Getting a Handle on it

Letting whimsy get the better of me in the brake handle department

Once in a while we're all allowed to get a little goofy, when we're building things. Of course, some folks, like old Big Daddy Roth, raised goofy to a higher art form. Maybe that's who I was thinking of when I finally solved my emergency brake handle delimma.

That damn emergency brake had been dancing around the edges of my mind for a long time as I designed different types of conventional handles. In fact, I actually built one that was a tube-within-a-tube with a spring and tooth running over a crude little ratchet gate. Then I noticed my old 1/2" drive ratchet handle laying in my scrap box.

This particular handle was my very first ratchet handle. In fact, it was the one my dad gave me when I was building the car the first time. I was probably 16 years old.

In recent years the old handle (made by Crescent) had gotten a little notchy and hard to work with and I eventually ignored it since probably a half dozen other ratchet handles of different makes and models (no Snap-Ons for us poor folk, though) had wandered into my life. That night, however, I reached down and realized how much heft it had and I instantly invisioned it acting as a ratcheting brake handle.

I'd like to say I had the thing all worked out so I could just pop the old handle in there and have a functioning brake,but, truth is, I came up with four or more possibilities, but none worked better than this one did. The sequence to use is;

1-Use a socket as the mounting ferrule (I finally found a good use for a 22 mm metric socket—where DID I get a metric socket? I sure as hell didn't buy it.)

2-Make a lever arm and weld to the ratchet head to attach the emergency cable brake to.

3-weld an extension to the rotation/ratcheting part of the handle to make it easier to change direction.

While I was welding around on that handle, I was constantly aware of the heat going into the mechanism and was worried it would warp and wouldn't work. When I was all finished, however, I couldn't find any place that the ratchet system wasn't improved in terms of the wa it worked. Of course, taking it apart after 40 years of use and cleaning it probably helped too.

An overall view of the old handle with the lever fittings in place

To hold the handle on the mount, I drilled a 5/16" hole in the shaft of the handle and welded a bolt with the head cut off in place.

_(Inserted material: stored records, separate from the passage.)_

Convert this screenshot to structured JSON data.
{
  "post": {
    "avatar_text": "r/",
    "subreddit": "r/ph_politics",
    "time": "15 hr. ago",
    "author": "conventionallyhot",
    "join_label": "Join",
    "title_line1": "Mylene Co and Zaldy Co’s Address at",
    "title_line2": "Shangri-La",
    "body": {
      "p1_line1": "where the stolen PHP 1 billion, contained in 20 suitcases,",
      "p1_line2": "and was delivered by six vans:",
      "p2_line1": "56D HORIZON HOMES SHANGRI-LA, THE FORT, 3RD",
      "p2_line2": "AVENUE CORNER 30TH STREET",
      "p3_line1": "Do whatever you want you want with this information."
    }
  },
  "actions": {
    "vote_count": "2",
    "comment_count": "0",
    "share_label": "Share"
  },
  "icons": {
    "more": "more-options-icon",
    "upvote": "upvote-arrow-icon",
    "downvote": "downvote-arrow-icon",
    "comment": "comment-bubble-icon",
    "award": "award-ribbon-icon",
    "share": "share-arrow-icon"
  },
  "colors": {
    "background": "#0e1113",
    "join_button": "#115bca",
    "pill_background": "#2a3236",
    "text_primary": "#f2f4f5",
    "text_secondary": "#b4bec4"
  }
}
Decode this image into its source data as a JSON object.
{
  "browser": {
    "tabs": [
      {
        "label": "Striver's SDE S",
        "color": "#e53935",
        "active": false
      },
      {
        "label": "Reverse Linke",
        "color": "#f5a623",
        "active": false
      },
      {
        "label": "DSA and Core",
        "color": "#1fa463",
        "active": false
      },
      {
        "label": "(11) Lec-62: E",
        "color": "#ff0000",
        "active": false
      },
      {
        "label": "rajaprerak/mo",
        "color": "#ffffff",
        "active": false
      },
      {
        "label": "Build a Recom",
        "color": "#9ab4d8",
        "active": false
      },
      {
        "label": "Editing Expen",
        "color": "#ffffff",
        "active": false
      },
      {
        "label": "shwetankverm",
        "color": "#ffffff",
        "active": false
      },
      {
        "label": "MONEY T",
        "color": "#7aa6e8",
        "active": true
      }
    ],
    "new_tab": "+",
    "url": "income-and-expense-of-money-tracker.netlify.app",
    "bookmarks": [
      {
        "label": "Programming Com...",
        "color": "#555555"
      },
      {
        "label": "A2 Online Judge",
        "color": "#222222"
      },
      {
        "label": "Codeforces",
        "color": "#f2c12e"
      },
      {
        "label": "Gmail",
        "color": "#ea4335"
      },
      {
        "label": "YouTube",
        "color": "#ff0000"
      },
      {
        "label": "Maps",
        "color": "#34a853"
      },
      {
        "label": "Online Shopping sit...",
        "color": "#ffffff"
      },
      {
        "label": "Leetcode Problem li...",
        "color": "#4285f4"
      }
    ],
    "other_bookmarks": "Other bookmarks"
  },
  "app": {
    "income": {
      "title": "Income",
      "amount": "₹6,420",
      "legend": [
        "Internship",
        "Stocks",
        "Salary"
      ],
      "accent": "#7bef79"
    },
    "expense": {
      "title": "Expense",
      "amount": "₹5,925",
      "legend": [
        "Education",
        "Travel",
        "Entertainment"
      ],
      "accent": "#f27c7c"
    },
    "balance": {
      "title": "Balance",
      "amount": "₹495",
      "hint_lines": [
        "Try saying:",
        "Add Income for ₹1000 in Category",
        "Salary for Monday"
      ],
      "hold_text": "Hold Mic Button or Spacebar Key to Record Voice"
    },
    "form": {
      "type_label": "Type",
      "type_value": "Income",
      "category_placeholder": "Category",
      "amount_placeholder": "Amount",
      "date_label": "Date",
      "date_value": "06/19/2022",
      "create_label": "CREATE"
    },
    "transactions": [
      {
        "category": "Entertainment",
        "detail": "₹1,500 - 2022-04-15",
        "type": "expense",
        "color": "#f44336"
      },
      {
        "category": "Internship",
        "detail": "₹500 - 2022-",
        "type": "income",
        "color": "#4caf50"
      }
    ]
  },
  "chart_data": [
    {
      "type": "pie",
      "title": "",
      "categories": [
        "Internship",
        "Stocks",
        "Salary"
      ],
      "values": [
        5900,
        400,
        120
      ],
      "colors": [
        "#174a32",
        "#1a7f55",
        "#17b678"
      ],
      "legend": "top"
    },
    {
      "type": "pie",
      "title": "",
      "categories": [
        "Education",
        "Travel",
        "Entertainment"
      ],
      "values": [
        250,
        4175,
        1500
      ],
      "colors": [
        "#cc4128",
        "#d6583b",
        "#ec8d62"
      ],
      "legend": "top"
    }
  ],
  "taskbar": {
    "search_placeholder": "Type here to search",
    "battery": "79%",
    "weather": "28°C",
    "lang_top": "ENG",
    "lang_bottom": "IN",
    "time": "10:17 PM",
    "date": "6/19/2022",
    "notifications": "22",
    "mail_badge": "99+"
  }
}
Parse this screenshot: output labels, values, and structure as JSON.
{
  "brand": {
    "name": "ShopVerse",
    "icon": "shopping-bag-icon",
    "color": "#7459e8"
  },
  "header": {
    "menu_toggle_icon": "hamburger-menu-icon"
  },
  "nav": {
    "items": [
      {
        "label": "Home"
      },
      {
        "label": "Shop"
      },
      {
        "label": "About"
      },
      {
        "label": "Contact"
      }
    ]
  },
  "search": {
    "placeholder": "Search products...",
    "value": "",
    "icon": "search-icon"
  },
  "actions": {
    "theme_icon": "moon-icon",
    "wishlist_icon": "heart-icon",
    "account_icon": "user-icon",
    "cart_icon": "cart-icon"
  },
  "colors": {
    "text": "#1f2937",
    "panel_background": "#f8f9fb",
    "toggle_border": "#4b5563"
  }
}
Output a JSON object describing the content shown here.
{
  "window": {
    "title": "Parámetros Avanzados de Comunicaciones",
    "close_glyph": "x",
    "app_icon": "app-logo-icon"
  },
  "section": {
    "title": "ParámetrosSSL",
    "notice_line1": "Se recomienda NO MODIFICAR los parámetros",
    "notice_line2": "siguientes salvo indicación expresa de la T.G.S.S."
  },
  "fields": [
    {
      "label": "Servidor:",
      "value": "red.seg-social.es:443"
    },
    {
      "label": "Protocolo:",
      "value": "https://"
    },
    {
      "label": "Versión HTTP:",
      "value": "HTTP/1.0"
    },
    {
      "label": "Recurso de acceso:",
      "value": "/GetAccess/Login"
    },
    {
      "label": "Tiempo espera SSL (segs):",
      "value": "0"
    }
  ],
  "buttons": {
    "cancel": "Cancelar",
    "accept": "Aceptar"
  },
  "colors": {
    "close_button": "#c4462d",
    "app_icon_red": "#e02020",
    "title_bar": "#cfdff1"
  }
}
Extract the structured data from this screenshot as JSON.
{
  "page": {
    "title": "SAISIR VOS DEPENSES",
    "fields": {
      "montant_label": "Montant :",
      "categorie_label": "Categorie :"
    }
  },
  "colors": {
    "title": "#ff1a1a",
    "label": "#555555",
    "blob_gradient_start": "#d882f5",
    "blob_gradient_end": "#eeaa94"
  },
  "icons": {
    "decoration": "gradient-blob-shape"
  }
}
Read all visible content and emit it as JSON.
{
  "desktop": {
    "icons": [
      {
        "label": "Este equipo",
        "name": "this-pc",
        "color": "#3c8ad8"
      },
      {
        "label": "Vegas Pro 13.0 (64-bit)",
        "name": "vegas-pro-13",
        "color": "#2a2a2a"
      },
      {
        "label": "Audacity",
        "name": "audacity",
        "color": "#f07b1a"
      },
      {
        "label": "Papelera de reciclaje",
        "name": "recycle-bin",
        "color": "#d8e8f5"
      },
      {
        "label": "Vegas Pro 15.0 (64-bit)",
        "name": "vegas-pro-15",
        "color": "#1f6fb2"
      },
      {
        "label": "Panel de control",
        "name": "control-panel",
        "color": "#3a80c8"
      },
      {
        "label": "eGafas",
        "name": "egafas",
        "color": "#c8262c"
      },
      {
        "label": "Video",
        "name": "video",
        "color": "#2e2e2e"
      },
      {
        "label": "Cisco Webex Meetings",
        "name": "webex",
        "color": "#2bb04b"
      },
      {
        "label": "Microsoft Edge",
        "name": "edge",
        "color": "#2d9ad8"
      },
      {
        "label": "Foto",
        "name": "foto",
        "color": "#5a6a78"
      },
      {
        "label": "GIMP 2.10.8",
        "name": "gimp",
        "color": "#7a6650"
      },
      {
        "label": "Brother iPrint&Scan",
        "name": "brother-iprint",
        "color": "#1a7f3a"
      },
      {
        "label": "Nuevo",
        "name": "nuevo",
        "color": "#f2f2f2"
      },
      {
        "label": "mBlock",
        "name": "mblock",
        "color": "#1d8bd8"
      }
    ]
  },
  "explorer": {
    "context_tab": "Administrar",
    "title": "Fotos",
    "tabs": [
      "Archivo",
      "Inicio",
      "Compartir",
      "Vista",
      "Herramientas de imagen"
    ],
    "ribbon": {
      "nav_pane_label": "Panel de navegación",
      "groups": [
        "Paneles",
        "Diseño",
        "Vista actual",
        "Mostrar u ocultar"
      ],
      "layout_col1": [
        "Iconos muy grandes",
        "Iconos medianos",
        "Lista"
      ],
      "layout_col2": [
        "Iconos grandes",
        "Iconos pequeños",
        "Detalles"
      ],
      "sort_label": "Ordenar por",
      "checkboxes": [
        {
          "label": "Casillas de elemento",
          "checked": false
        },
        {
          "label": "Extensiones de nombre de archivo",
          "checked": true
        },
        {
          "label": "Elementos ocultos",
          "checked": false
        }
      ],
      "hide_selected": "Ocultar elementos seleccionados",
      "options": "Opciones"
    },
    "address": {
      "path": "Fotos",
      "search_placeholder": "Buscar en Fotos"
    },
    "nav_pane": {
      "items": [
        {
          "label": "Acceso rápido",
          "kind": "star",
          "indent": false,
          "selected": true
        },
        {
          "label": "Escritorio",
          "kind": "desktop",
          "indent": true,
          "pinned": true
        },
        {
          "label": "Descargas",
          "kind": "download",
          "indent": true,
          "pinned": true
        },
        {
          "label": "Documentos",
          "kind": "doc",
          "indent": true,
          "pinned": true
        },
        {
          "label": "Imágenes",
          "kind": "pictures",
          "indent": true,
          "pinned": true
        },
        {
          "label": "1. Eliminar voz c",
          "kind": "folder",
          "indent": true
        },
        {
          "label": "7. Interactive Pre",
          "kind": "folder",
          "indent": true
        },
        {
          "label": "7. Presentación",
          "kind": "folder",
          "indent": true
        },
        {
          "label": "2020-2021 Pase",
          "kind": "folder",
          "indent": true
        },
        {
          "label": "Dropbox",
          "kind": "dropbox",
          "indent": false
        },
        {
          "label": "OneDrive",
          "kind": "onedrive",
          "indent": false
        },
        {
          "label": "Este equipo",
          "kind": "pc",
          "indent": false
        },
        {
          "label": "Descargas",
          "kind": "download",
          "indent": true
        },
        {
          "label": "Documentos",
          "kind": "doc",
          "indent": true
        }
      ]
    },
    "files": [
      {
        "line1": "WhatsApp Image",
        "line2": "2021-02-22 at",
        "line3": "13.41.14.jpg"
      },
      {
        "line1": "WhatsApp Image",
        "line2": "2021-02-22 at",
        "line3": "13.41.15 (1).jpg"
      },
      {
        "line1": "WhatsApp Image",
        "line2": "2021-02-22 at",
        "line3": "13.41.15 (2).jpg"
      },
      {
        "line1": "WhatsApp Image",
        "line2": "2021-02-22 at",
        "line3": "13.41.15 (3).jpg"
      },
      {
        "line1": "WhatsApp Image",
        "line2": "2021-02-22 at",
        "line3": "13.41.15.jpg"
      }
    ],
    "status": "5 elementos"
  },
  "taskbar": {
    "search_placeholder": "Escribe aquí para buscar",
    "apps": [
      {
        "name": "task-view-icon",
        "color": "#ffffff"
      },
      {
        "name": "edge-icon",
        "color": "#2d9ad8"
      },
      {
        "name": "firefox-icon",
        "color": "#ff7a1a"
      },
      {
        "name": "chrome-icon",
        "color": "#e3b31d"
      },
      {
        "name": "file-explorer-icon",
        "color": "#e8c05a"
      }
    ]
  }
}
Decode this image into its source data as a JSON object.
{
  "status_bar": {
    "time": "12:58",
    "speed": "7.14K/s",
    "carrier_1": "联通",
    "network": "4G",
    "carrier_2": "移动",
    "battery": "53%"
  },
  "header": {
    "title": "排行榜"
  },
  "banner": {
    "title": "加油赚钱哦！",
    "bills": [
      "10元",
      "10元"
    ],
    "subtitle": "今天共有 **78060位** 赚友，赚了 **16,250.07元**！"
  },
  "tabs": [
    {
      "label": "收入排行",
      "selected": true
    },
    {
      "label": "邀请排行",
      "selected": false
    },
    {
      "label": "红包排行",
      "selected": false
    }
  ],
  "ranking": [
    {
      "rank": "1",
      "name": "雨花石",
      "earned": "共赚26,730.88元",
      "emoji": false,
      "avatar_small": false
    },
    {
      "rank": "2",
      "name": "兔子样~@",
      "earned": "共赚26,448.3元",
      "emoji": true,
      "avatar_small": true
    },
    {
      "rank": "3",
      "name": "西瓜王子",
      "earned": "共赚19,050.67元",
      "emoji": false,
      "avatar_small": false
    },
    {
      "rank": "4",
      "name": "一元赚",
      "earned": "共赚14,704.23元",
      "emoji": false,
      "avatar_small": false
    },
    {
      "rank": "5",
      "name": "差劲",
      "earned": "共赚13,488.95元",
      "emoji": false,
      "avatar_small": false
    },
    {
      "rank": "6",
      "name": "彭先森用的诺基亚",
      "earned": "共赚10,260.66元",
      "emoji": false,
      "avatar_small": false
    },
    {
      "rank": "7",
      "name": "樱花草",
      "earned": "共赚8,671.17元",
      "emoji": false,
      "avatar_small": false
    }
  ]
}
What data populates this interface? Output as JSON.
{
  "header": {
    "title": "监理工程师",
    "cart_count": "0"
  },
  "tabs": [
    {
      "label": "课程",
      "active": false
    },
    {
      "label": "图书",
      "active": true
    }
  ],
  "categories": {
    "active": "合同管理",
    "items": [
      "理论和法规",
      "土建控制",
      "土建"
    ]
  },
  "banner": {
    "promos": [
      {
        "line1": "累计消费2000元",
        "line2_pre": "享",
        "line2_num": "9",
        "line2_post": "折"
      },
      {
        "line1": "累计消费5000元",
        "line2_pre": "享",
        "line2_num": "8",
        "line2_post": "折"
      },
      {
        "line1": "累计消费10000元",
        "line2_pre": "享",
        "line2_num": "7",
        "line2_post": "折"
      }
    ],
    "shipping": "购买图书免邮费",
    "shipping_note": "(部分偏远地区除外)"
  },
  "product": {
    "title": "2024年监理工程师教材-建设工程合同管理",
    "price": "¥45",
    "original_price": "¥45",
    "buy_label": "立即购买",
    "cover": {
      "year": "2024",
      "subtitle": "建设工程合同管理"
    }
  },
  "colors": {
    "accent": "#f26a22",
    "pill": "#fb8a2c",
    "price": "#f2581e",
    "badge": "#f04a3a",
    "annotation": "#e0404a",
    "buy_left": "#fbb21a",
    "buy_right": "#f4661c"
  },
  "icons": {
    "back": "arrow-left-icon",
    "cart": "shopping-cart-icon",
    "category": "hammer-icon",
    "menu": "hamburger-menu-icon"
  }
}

Then I filed everything back square again. I'll use a fender washer and a chrome acorn nut from Ace Hardware to retain it so it looks finished because it will be visible in the cockpit.

I would have threaded the hole and run the bolt the other direction, which would have been a cleaner installation, but I couldn't find a drill bit the right size for a 5/16" tap. Besides, I was in too much of a hurry to get this thing done :-) FYI-the ratchet material isn't hard at all and would have tapped just fine.

Rather than putting a single arm on it, I did it like this so it would be much stiffer from side to side because the brake cable would be coming off of it at a slight angle. The wide ends are MIGged in place but the rounded end is edge welded with a good old fashion gas torch. Remember those?

I'm told this is a '37-'38 tail piece that someone bolted on my '39 box. It already had the two holes that mounted an emergency brake. The horizontal mark on the mount is the floor line, so the ratchet barely clears the floor. The socket was cut down using a cut-off wheel on my trusty Makita angle-head grinder. I ground a heavy bevel in the edges on the other side so. after I welded it, I could file/sand the surface flat which gave it a more finished appearance.

Incidentally, I had to bolt it to the inside of the trans mount to get clearance from the square tube floor structure of the body. As I am typing this, I just realized I'm going to have to notch that tubing anyway to clear the arm of the lever. Shit!

I added this little butter knife-shaped handle (made out of scrap steel) to the switching part of the ratchet which made everything work much more smoothly.

You gotta love it when something goofy actually works. I like to think of this as whimsical nostalgia. The handle will lay against the floor when not in use.